Due to lack of basic support of online sources, ineffective communication and low-motivation learning, nearly half of students (45%) of the survey from UK National Union of Student (NUS) were dissatisfied with the education quality that they received, with less than a half of students maintaining the same academic performance as they achieved before the Covid-19.

“The identity and certificate of returnees can still bring me stronger employment competitiveness. However, paying more and more tuition fees but enjoying less and less teaching quality is unreasonable,” said Yimeng.

“I would defer enrolment for a year or choose to study in another country,” said Zaixi. ‘I chose to study in the UK because it’s cost-effective to get a world-class master’s degree in one year, but if the experience during a pandemic is much more diminished than during a normal year, I don’t think it’s still wise to sacrifice quality to save time.”

Students who are on the wait-and-see attitude as Zaixi are not in the minority. According to the survey of Chinese students’ will to continue their study in the UK from the British Council, more than half of Chinese students (60%) could cancel their UK study plans.

“What we’ve always said is we don’t want videos to replace stuff. It’s never going to replace the member of staff who has a lot of all of that knowledge and the value-added that they bring going to teach,” said Dewi. “What we want to do is focus on what worked well online, we’re trying to promote it using the best of both.”

In the coming term, all the universities are planning a continuation of the “blended learning” approach, where smaller tutorials and seminars are delivered face-to-face but with some teaching staying online.

“I pursued its practical course,” said Yimeng.

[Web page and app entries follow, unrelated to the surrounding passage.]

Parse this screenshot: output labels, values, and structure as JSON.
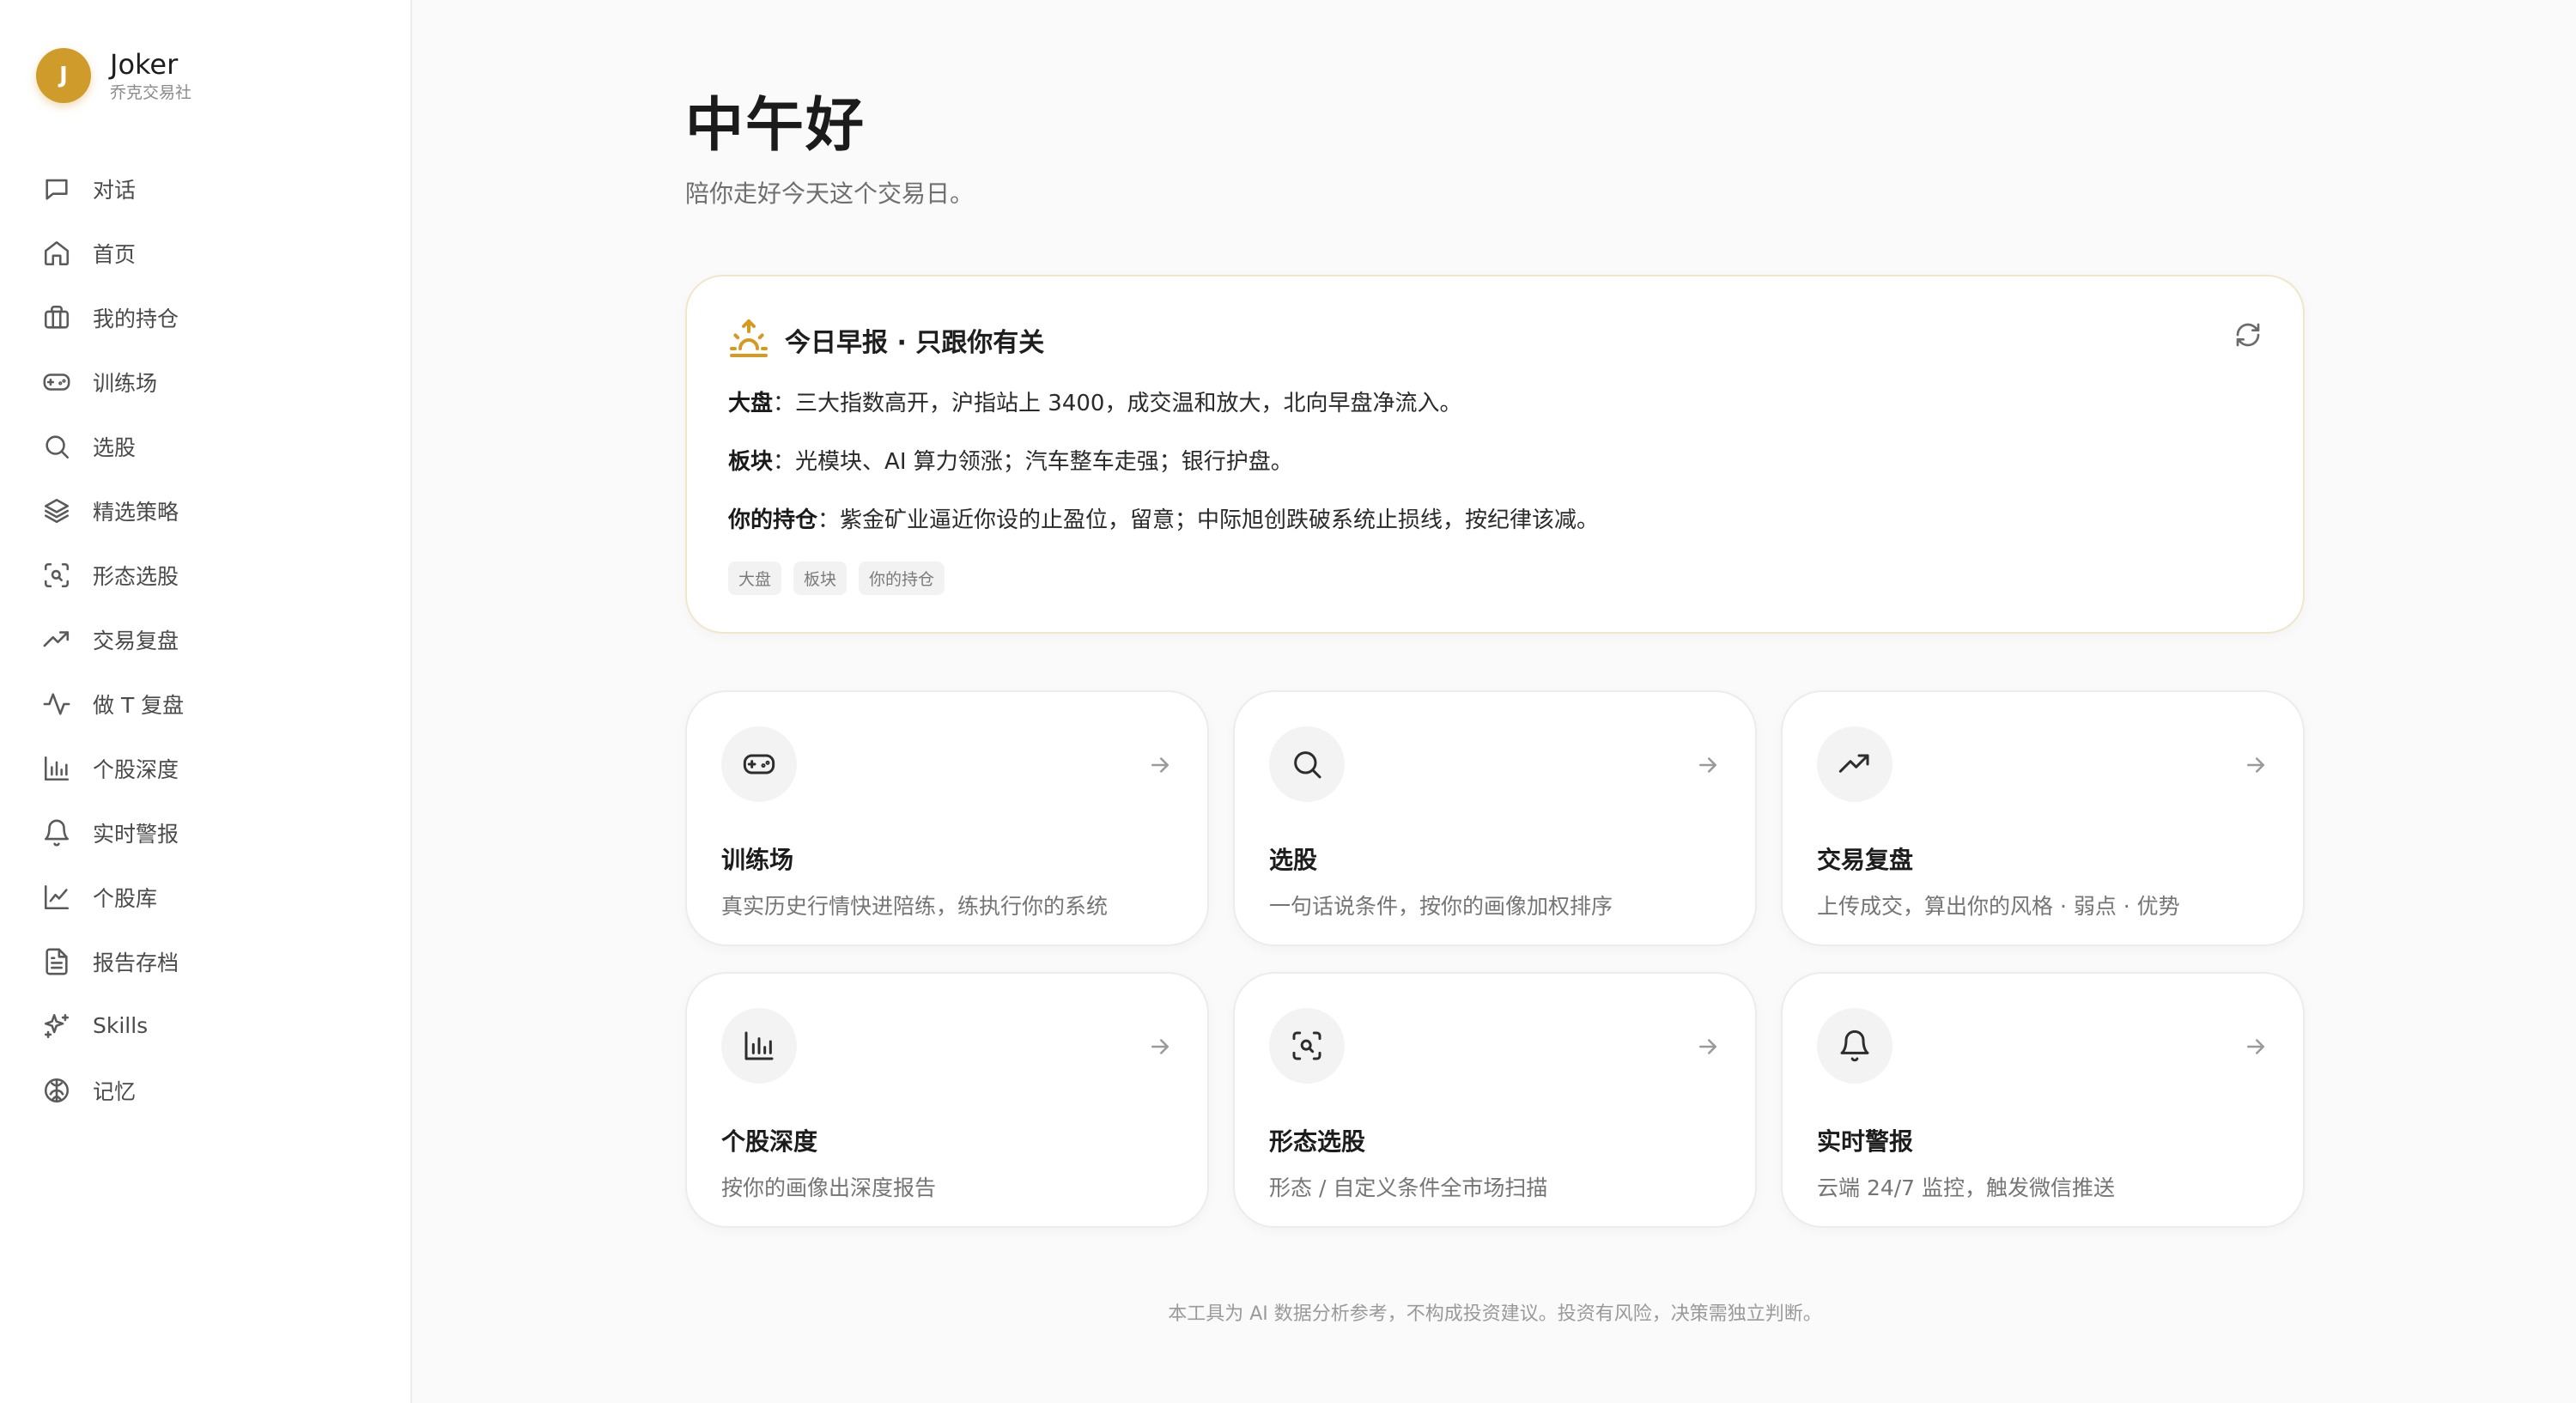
{
  "brand": {
    "initial": "J",
    "name": "Joker",
    "subtitle": "乔克交易社",
    "accent": "#cf9b2a"
  },
  "sidebar": {
    "items": [
      {
        "label": "对话",
        "icon": "chat-icon"
      },
      {
        "label": "首页",
        "icon": "home-icon"
      },
      {
        "label": "我的持仓",
        "icon": "briefcase-icon"
      },
      {
        "label": "训练场",
        "icon": "gamepad-icon"
      },
      {
        "label": "选股",
        "icon": "search-icon"
      },
      {
        "label": "精选策略",
        "icon": "layers-icon"
      },
      {
        "label": "形态选股",
        "icon": "scan-search-icon"
      },
      {
        "label": "交易复盘",
        "icon": "trending-up-icon"
      },
      {
        "label": "做 T 复盘",
        "icon": "activity-icon"
      },
      {
        "label": "个股深度",
        "icon": "bar-chart-icon"
      },
      {
        "label": "实时警报",
        "icon": "bell-icon"
      },
      {
        "label": "个股库",
        "icon": "line-chart-icon"
      },
      {
        "label": "报告存档",
        "icon": "file-text-icon"
      },
      {
        "label": "Skills",
        "icon": "sparkles-icon"
      },
      {
        "label": "记忆",
        "icon": "brain-icon"
      }
    ]
  },
  "main": {
    "greeting": "中午好",
    "subtitle": "陪你走好今天这个交易日。",
    "brief": {
      "title": "今日早报 · 只跟你有关",
      "lines": [
        {
          "label": "大盘",
          "sep": "：",
          "text": "三大指数高开，沪指站上 3400，成交温和放大，北向早盘净流入。"
        },
        {
          "label": "板块",
          "sep": "：",
          "text": "光模块、AI 算力领涨；汽车整车走强；银行护盘。"
        },
        {
          "label": "你的持仓",
          "sep": "：",
          "text": "紫金矿业逼近你设的止盈位，留意；中际旭创跌破系统止损线，按纪律该减。"
        }
      ],
      "tags": [
        "大盘",
        "板块",
        "你的持仓"
      ]
    },
    "cards": [
      {
        "title": "训练场",
        "desc": "真实历史行情快进陪练，练执行你的系统",
        "icon": "gamepad-icon"
      },
      {
        "title": "选股",
        "desc": "一句话说条件，按你的画像加权排序",
        "icon": "search-icon"
      },
      {
        "title": "交易复盘",
        "desc": "上传成交，算出你的风格 · 弱点 · 优势",
        "icon": "trending-up-icon"
      },
      {
        "title": "个股深度",
        "desc": "按你的画像出深度报告",
        "icon": "bar-chart-icon"
      },
      {
        "title": "形态选股",
        "desc": "形态 / 自定义条件全市场扫描",
        "icon": "scan-search-icon"
      },
      {
        "title": "实时警报",
        "desc": "云端 24/7 监控，触发微信推送",
        "icon": "bell-icon"
      }
    ],
    "footer": "本工具为 AI 数据分析参考，不构成投资建议。投资有风险，决策需独立判断。"
  }
}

The expectation for a new study defeated the worry of the university’s promise may break again, she decided to go to UCL for a master’s degree in MSc Medical Robotics and Artificial Intelligence next month. “There will be a lot of practical anatomies of the human body and manipulating medical robots to perform surgery. If it’s online it would be weird.”

Credit from: Yuge Li.